It’s a cold autumn day and you are watching your child play a game of soccer.
As you stand on the sideline in your sweatshirt and beanie, it is hard to imagine that he/she could be getting dehydrated.
Unfortunately, millions of children are not getting the proper hydration they need before, during, and after sporting events or practice sessions.
As a parent, you may have heard about the risks of dehydration in children who are involved in sports. Making sure your young athlete stays hydrated is important for their fitness as well as their health and safety.
Since many children these days are drinking so many other beverages in place of water, the risk of dehydration in children who are athletes is increasing because they are already dehydrated!
Water makes up about 75 percent of children’s muscle tissue. Thus, it makes sense that in order to keep their muscles functioning well, they need to stay hydrated with clean water.
In addition, water regulates body temperature, aids digestion, cushions joints, transports nutrients to the cell, and removes toxins. Proper hydration can also minimize the amount of muscle soreness after exercise.
When your child plays a sport, they lose valuable fluids through sweating and hard breathing. If they are not refueling their fluids, or if they are already low, they could easily suffer from dehydration.
Dehydration can cause a lack of response from the muscles, affecting their performance. When dehydrated, your children will tire much faster and more often -- and will usually be irritable to boot.
The more serious effects of dehydration can include heat exhaustion, a heat stroke, an increased heart rate, and body temperature rising to dangerous levels.

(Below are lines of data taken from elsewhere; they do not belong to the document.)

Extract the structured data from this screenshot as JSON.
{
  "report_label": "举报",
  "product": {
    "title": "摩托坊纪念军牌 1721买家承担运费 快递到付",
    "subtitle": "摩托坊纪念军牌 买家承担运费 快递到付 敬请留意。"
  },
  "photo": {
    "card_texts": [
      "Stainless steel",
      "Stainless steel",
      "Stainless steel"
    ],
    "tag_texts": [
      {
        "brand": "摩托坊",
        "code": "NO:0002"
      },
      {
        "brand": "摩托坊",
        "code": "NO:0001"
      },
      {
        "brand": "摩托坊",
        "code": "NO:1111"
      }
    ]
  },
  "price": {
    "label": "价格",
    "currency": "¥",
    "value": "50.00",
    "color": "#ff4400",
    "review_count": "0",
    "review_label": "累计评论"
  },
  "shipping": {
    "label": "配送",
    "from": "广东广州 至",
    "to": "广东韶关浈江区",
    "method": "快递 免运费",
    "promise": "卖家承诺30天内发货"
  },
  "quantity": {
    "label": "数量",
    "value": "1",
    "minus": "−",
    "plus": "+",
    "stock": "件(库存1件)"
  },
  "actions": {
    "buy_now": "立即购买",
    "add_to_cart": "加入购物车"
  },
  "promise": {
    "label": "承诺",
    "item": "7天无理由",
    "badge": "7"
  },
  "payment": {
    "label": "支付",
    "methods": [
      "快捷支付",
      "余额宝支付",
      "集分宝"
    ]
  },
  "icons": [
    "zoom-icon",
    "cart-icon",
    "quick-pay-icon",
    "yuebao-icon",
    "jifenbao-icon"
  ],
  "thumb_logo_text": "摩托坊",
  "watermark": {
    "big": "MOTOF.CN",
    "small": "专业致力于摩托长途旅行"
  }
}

Dehydration in children and young adults can easily be avoided.
It begins with educating your child (and possibly his/her coach) on how to stay properly hydrated and why it’s important.
The following are guidelines for when and how much water your child should drink for sporting events and practices.
Notice that the age and weight will affect how much water your child should drink within the range of ounces.
Before (1-2 Hours)
Right Before (10-15 Minutes)
During (Every 20 minutes)
After (Within Two Hours)
If you follow these guidelines seriously, you will have one less thing to worry about as you watch your kid go for that goal!
Further reading . . .